When we went to San Antonio, we didn’t have anyone who could drive us to the airport to go home. But, we were lucky that San Antonio is a large enough city to warrant a “book ahead” option on Uber (Wilmington doesn’t have that). We booked our Uber to the airport the day we got to town and it was waiting for us the day we left.

Pay your bills.

You don’t want to come home from a long trip and realize it cost you late fees. So double check the due dates on your bills before you leave. If you have any bills that are due during the time you are gone, pay them before you leave.

If you don’t have the money in your account before you leave, set them to autopay when they’re due. You can cancel the auto-payment after you return, if you don’t like it, but it’s good to utilize while you’re gone.

A red classic car in a car show.

Get a tune up for your car.

We’ve had a few too many road trip nightmares. One was getting hit from behind and slammed into the car in front of us on our way to Washington, DC. Another was a pan of some sort rotting out and lubricant dripping all over when we drove to Charleston. Both of these happened in different cars.

A couple years ago, my aunt and uncle were driving from our house to Florida when their tire flew off the car. They were stuck on the side of the highway waiting for roadside assistance, then had to find a mechanic and a hotel by the mechanic. It threw off their entire trip.

Sometimes, car problems can be avoiding if you bring the car to a mechanic for a tune up before you hit the open road. It’s a good way to make sure that your car is safe and all your fluids are topped off. Plus, ideally, it avoids an emergency and the extra cost of bringing your car to a mechanic while you’re away.

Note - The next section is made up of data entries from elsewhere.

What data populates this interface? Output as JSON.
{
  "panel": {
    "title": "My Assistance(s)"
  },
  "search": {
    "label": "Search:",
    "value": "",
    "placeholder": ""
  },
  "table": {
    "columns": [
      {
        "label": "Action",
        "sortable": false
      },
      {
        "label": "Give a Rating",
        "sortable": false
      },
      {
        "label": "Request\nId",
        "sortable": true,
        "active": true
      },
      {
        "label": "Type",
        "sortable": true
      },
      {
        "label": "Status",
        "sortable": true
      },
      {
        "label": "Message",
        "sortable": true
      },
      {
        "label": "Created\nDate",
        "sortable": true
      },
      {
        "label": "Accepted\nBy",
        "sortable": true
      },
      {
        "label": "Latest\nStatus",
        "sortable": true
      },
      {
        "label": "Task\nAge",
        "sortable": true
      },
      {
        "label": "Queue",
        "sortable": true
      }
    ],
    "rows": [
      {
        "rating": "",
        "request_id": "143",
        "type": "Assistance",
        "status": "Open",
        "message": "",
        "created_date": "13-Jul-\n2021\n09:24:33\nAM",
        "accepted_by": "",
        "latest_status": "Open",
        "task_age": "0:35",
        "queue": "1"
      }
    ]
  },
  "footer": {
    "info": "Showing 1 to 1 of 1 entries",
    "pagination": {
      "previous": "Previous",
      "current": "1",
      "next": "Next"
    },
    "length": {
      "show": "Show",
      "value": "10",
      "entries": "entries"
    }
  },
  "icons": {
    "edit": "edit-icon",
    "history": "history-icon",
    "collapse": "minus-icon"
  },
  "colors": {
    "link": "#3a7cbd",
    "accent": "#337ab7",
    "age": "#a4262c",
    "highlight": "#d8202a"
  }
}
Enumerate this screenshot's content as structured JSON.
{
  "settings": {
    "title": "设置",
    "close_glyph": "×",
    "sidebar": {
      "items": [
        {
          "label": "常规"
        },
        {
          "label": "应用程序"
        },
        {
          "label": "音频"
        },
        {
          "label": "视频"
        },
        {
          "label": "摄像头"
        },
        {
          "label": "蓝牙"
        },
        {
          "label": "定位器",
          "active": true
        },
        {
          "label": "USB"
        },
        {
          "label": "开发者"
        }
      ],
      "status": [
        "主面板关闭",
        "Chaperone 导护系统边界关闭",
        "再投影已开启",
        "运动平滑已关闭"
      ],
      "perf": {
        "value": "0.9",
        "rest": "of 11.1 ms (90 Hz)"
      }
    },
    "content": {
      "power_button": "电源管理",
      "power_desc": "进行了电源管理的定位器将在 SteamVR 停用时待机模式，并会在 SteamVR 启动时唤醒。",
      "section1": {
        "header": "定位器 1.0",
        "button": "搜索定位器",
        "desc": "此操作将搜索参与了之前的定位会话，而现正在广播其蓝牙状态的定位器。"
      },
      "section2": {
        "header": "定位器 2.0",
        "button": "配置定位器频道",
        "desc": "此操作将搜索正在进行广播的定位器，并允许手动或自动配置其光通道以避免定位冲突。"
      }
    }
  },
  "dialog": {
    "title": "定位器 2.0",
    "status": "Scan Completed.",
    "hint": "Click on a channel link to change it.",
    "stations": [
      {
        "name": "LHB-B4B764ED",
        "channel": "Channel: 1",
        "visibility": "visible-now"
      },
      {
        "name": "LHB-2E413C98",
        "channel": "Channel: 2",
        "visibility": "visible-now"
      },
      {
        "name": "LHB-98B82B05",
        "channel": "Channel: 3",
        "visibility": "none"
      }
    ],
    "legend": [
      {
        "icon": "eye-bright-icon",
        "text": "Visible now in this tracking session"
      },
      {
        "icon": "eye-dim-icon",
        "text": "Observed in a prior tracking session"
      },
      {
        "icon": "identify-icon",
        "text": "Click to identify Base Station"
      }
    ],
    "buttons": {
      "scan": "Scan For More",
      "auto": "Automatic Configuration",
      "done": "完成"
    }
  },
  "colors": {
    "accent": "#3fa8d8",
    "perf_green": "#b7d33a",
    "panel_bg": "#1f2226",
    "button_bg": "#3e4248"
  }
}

If I’m going away for a blog trip, and it’s long enough but not that long, Pete will check my car’s tire pressure before I go and add air to my tires if they need it. I know you can stop and do this at gas stations along the way, but it’s easier to do it before an upcoming trip rather than on it.

And, it’s not a bad idea to make sure you’re set with a spare tire, in case of an emergency, and that your car’s emergency kit is stocked up. Better safe than sorry.

Call your credit card company.

If you’re traveling, especially if you’re going on an extended trip outside of the country, you should call your credit card company and let them know about your travel plans. Let them know where you’re going and your travel dates. That way, when the credit card sees unusual charges, your card won’t be flagged.

If you use debit cards, be sure to alert your bank too.

If you don’t tell them ahead of time, there’s a chance that your charges will be marked as fraudulent and your card will be canceled automatically. That would be a disaster if you were away in a foreign country, didn’t bring enough of the local currency to pay for things, and didn’t have another card.

An ecobee smart thermostat on the wall.

Adjust your thermostat.

We have a smart thermostat, so we can control it from anywhere. I can be on vacation and turn it off if we forgot to. It’s so convenient. 

If you have a traditional thermostat, you want to adjust it before you leave. Set it a little higher than you regularly would if you’re traveling in the summer and a little lower than you usually would if you’re traveling in the winter. That way, you’re not using your heat or air conditioner to regulate the temperature of an empty home, racking up high electricity bills for nothing.

A woman carrying a black trash bag.

Take out the trash.

This one feels like a given, but it’s amazing to me how many people don’t think about this. The last thing you should do before you leave on a trip is to take out your garbage. You can leave it in your large bins outside, but don’t leave it inside. You run the risk of coming home to a really smelly garbage filled with fruit flies. And your house will smell terrible too.

If you have a family member or close friends who you gave a spare key to check on your house when you’re away, you can ask them to take your garbage pails to the curb for you on trash day. But, honestly, the bags are probably fine outside an extra week. Just not inside.

What other things do you do before you leave on a long trip? Let us know in the comments.


Wednesday 18th of October 2017

Put lights on timer and don't post on social media that you're away. It's like an invite to robbers that your house is empty